Exercise:
Where a line holds the word "JSON", copy it from the records.

Excerpts from an interface dataset
......

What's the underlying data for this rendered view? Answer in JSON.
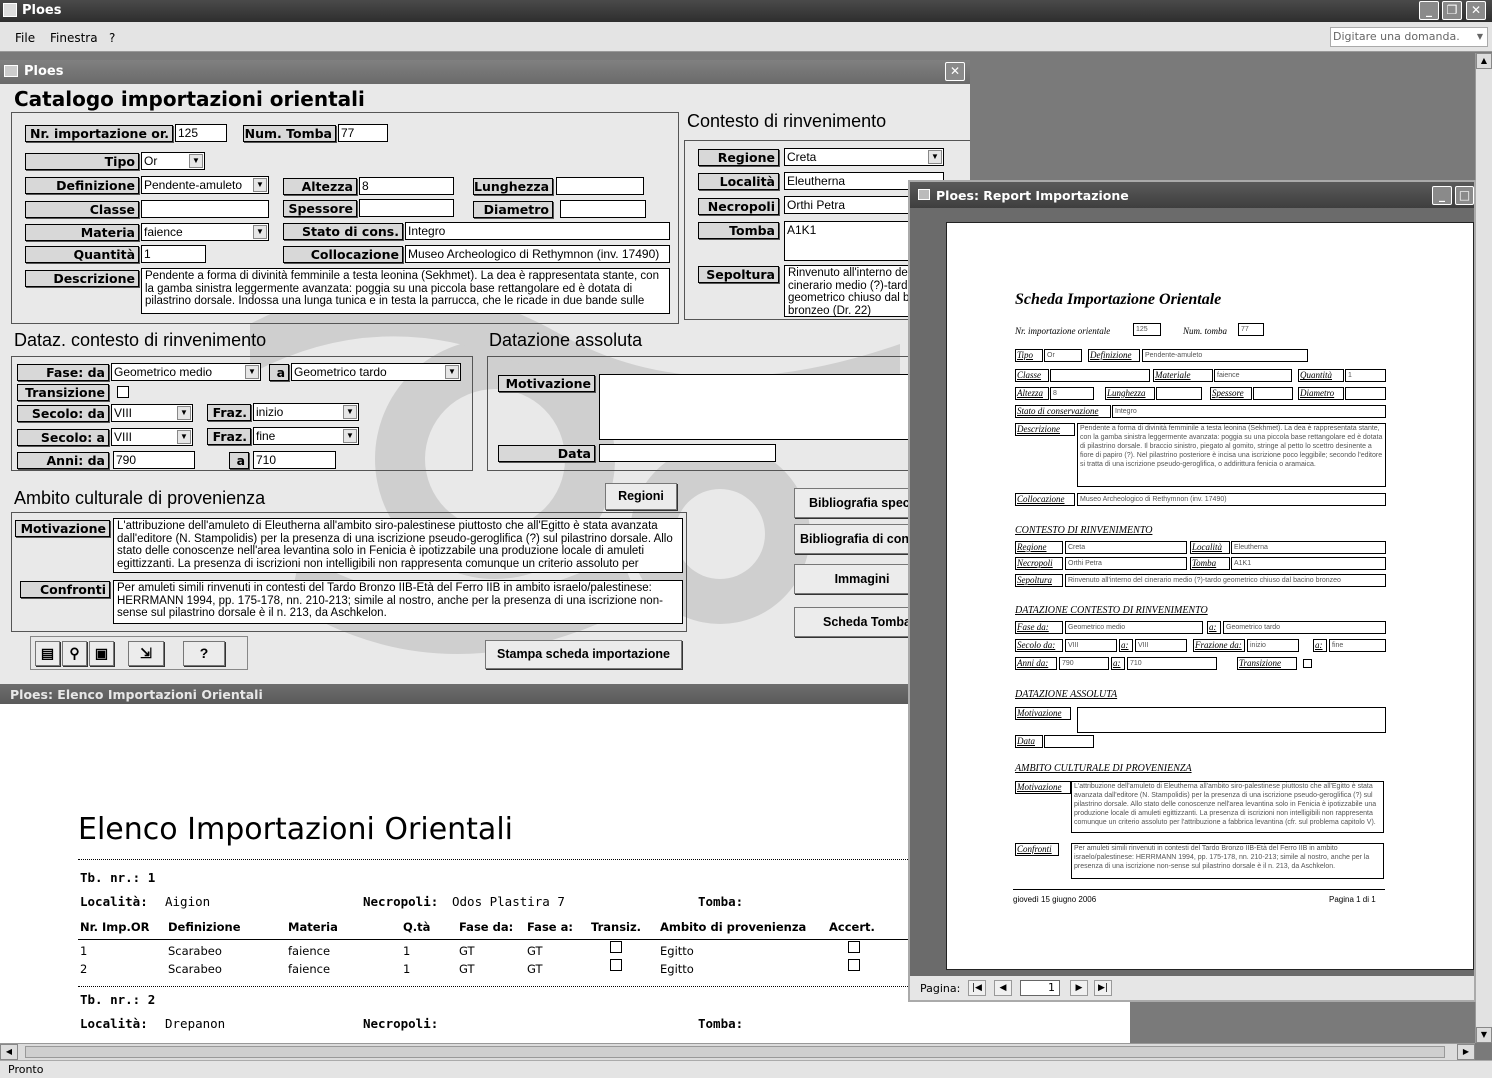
{
  "app": {
    "title": "Ploes",
    "menu": [
      "File",
      "Finestra",
      "?"
    ],
    "help_placeholder": "Digitare una domanda.",
    "status": "Pronto"
  },
  "form": {
    "window_title": "Ploes",
    "heading": "Catalogo importazioni orientali",
    "fields": {
      "nr_importazione": {
        "label": "Nr. importazione or.",
        "value": "125"
      },
      "num_tomba": {
        "label": "Num. Tomba",
        "value": "77"
      },
      "tipo": {
        "label": "Tipo",
        "value": "Or"
      },
      "definizione": {
        "label": "Definizione",
        "value": "Pendente-amuleto"
      },
      "altezza": {
        "label": "Altezza",
        "value": "8"
      },
      "lunghezza": {
        "label": "Lunghezza",
        "value": ""
      },
      "classe": {
        "label": "Classe",
        "value": ""
      },
      "spessore": {
        "label": "Spessore",
        "value": ""
      },
      "diametro": {
        "label": "Diametro",
        "value": ""
      },
      "materia": {
        "label": "Materia",
        "value": "faience"
      },
      "stato": {
        "label": "Stato di cons.",
        "value": "Integro"
      },
      "quantita": {
        "label": "Quantità",
        "value": "1"
      },
      "collocazione": {
        "label": "Collocazione",
        "value": "Museo Archeologico di Rethymnon (inv. 17490)"
      },
      "descrizione": {
        "label": "Descrizione",
        "value": "Pendente a forma di divinità femminile a testa leonina (Sekhmet). La dea è rappresentata stante, con la gamba sinistra leggermente avanzata: poggia su una piccola base rettangolare ed è dotata di pilastrino dorsale. Indossa una lunga tunica e in testa la parrucca, che le ricade in due bande sulle"
      }
    },
    "contesto": {
      "heading": "Contesto di rinvenimento",
      "regione": {
        "label": "Regione",
        "value": "Creta"
      },
      "localita": {
        "label": "Località",
        "value": "Eleutherna"
      },
      "necropoli": {
        "label": "Necropoli",
        "value": "Orthi Petra"
      },
      "tomba": {
        "label": "Tomba",
        "value": "A1K1"
      },
      "sepoltura": {
        "label": "Sepoltura",
        "value": "Rinvenuto all'interno del cinerario medio (?)-tardo geometrico chiuso dal bacino bronzeo (Dr. 22)"
      }
    },
    "datazione": {
      "heading": "Dataz. contesto di rinvenimento",
      "fase_da": {
        "label": "Fase: da",
        "value": "Geometrico medio"
      },
      "fase_a": {
        "label": "a",
        "value": "Geometrico tardo"
      },
      "transizione": {
        "label": "Transizione"
      },
      "secolo_da": {
        "label": "Secolo: da",
        "value": "VIII"
      },
      "fraz_da": {
        "label": "Fraz.",
        "value": "inizio"
      },
      "secolo_a": {
        "label": "Secolo: a",
        "value": "VIII"
      },
      "fraz_a": {
        "label": "Fraz.",
        "value": "fine"
      },
      "anni_da": {
        "label": "Anni: da",
        "value": "790"
      },
      "anni_a": {
        "label": "a",
        "value": "710"
      }
    },
    "assoluta": {
      "heading": "Datazione assoluta",
      "motivazione": {
        "label": "Motivazione",
        "value": ""
      },
      "data": {
        "label": "Data",
        "value": ""
      }
    },
    "ambito": {
      "heading": "Ambito culturale di provenienza",
      "regioni_button": "Regioni",
      "motivazione": {
        "label": "Motivazione",
        "value": "L'attribuzione dell'amuleto di Eleutherna all'ambito siro-palestinese piuttosto che all'Egitto è stata avanzata dall'editore (N. Stampolidis) per la presenza di una iscrizione pseudo-geroglifica (?) sul pilastrino dorsale. Allo stato delle conoscenze nell'area levantina solo in Fenicia è ipotizzabile una produzione locale di amuleti egittizzanti. La presenza di iscrizioni non intelligibili non rappresenta comunque un criterio assoluto per"
      },
      "confronti": {
        "label": "Confronti",
        "value": "Per amuleti simili rinvenuti in contesti del Tardo Bronzo IIB-Età del Ferro IIB in ambito israelo/palestinese: HERRMANN 1994, pp. 175-178, nn. 210-213; simile al nostro, anche per la presenza di una iscrizione non-sense sul pilastrino dorsale è il n. 213, da Aschkelon."
      }
    },
    "side_buttons": [
      "Bibliografia spec",
      "Bibliografia di con",
      "Immagini",
      "Scheda Tomba"
    ],
    "print_button": "Stampa scheda importazione",
    "toolbar_icons": [
      "form-icon",
      "binoculars-icon",
      "delete-icon",
      "new-record-icon",
      "help-icon"
    ],
    "toolbar_glyphs": [
      "▤",
      "⚲",
      "▣",
      "⇲",
      "?"
    ]
  },
  "list": {
    "window_title": "Ploes: Elenco Importazioni Orientali",
    "heading": "Elenco Importazioni Orientali",
    "columns": [
      "Nr. Imp.OR",
      "Definizione",
      "Materia",
      "Q.tà",
      "Fase da:",
      "Fase a:",
      "Transiz.",
      "Ambito di provenienza",
      "Accert."
    ],
    "groups": [
      {
        "tb": "Tb. nr.:  1",
        "localita_label": "Località:",
        "localita": "Aigion",
        "necropoli_label": "Necropoli:",
        "necropoli": "Odos Plastira 7",
        "tomba_label": "Tomba:",
        "rows": [
          [
            "1",
            "Scarabeo",
            "faience",
            "1",
            "GT",
            "GT",
            "",
            "Egitto",
            ""
          ],
          [
            "2",
            "Scarabeo",
            "faience",
            "1",
            "GT",
            "GT",
            "",
            "Egitto",
            ""
          ]
        ]
      },
      {
        "tb": "Tb. nr.:  2",
        "localita_label": "Località:",
        "localita": "Drepanon",
        "necropoli_label": "Necropoli:",
        "necropoli": "",
        "tomba_label": "Tomba:",
        "rows": []
      }
    ]
  },
  "report": {
    "window_title": "Ploes: Report Importazione",
    "title": "Scheda Importazione Orientale",
    "nr_label": "Nr. importazione orientale",
    "nr": "125",
    "tomba_label": "Num. tomba",
    "tomba": "77",
    "tipo_label": "Tipo",
    "tipo": "Or",
    "def_label": "Definizione",
    "def": "Pendente-amuleto",
    "classe_label": "Classe",
    "materiale_label": "Materiale",
    "materiale": "faience",
    "quantita_label": "Quantità",
    "quantita": "1",
    "altezza_label": "Altezza",
    "altezza": "8",
    "lunghezza_label": "Lunghezza",
    "spessore_label": "Spessore",
    "diametro_label": "Diametro",
    "stato_label": "Stato di conservazione",
    "stato": "Integro",
    "descr_label": "Descrizione",
    "descr": "Pendente a forma di divinità femminile a testa leonina (Sekhmet). La dea è rappresentata stante, con la gamba sinistra leggermente avanzata: poggia su una piccola base rettangolare ed è dotata di pilastrino dorsale. Il braccio sinistro, piegato al gomito, stringe al petto lo scettro desinente a fiore di papiro (?). Nel pilastrino posteriore è incisa una iscrizione poco leggibile; secondo l'editore si tratta di una iscrizione pseudo-geroglifica, o addirittura fenicia o aramaica.",
    "colloc_label": "Collocazione",
    "colloc": "Museo Archeologico di Rethymnon (inv. 17490)",
    "contesto_heading": "CONTESTO DI RINVENIMENTO",
    "regione_label": "Regione",
    "regione": "Creta",
    "localita_label": "Località",
    "localita": "Eleutherna",
    "necropoli_label": "Necropoli",
    "necropoli": "Orthi Petra",
    "tomba2_label": "Tomba",
    "tomba2": "A1K1",
    "sepoltura_label": "Sepoltura",
    "sepoltura": "Rinvenuto all'interno del cinerario medio (?)-tardo geometrico chiuso dal bacino bronzeo",
    "dataz_heading": "DATAZIONE CONTESTO DI RINVENIMENTO",
    "fase_label": "Fase da:",
    "fase_da": "Geometrico medio",
    "a_label": "a:",
    "fase_a": "Geometrico tardo",
    "secolo_label": "Secolo da:",
    "secolo_da": "VIII",
    "secolo_a": "VIII",
    "frazione_label": "Frazione da:",
    "fraz_da": "inizio",
    "fraz_a": "fine",
    "anni_label": "Anni da:",
    "anni_da": "790",
    "anni_a": "710",
    "transizione_label": "Transizione",
    "assoluta_heading": "DATAZIONE ASSOLUTA",
    "motivazione_label": "Motivazione",
    "data_label": "Data",
    "ambito_heading": "AMBITO CULTURALE DI PROVENIENZA",
    "amb_motiv": "L'attribuzione dell'amuleto di Eleutherna all'ambito siro-palestinese piuttosto che all'Egitto è stata avanzata dall'editore (N. Stampolidis) per la presenza di una iscrizione pseudo-geroglifica (?) sul pilastrino dorsale. Allo stato delle conoscenze nell'area levantina solo in Fenicia è ipotizzabile una produzione locale di amuleti egittizzanti. La presenza di iscrizioni non intelligibili non rappresenta comunque un criterio assoluto per l'attribuzione a fabbrica levantina (cfr. sul problema capitolo V).",
    "confronti_label": "Confronti",
    "confronti": "Per amuleti simili rinvenuti in contesti del Tardo Bronzo IIB-Età del Ferro IIB in ambito israelo/palestinese: HERRMANN 1994, pp. 175-178, nn. 210-213; simile al nostro, anche per la presenza di una iscrizione non-sense sul pilastrino dorsale è il n. 213, da Aschkelon.",
    "footer_date": "giovedì 15 giugno 2006",
    "footer_page": "Pagina 1 di 1",
    "pagina_label": "Pagina:",
    "page": "1"
  }
}
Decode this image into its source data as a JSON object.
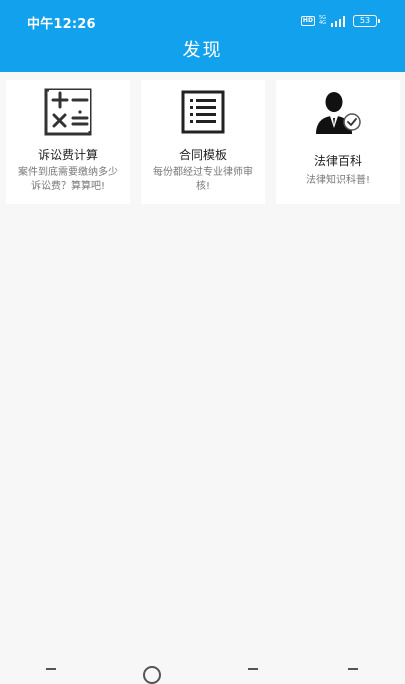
{
  "status_bar": {
    "time": "中午12:26",
    "hd": "HD",
    "net_top": "5G",
    "net_bottom": "4G",
    "battery": "53"
  },
  "header": {
    "title": "发现",
    "color": "#12a1ec"
  },
  "cards": [
    {
      "title": "诉讼费计算",
      "desc": "案件到底需要缴纳多少诉讼费？算算吧!",
      "icon": "calculator-icon"
    },
    {
      "title": "合同模板",
      "desc": "每份都经过专业律师审核!",
      "icon": "document-list-icon"
    },
    {
      "title": "法律百科",
      "desc": "法律知识科普!",
      "icon": "lawyer-icon"
    }
  ]
}
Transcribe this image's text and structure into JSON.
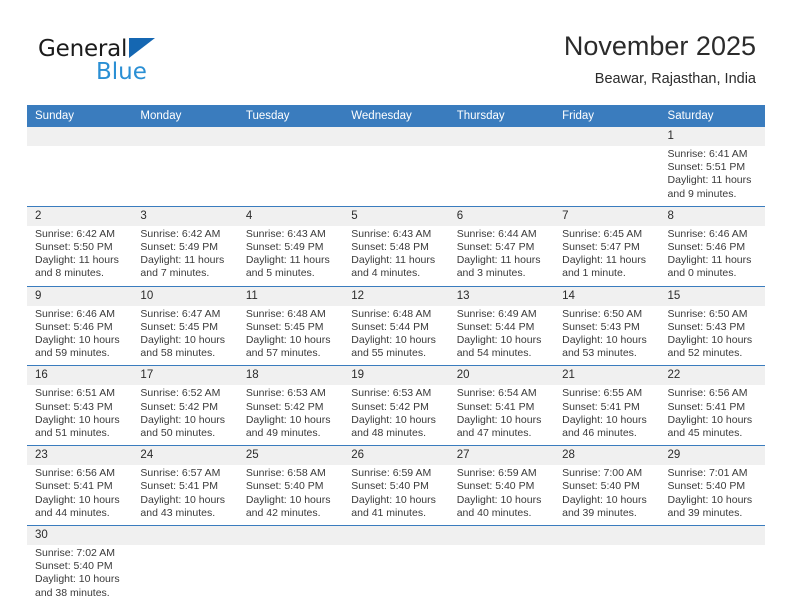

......

Response to this exercise:
What's the underlying data for this rendered view? Answer in JSON.
Decode this image into its source data as a JSON object.
Transcribe this image's text and structure into JSON.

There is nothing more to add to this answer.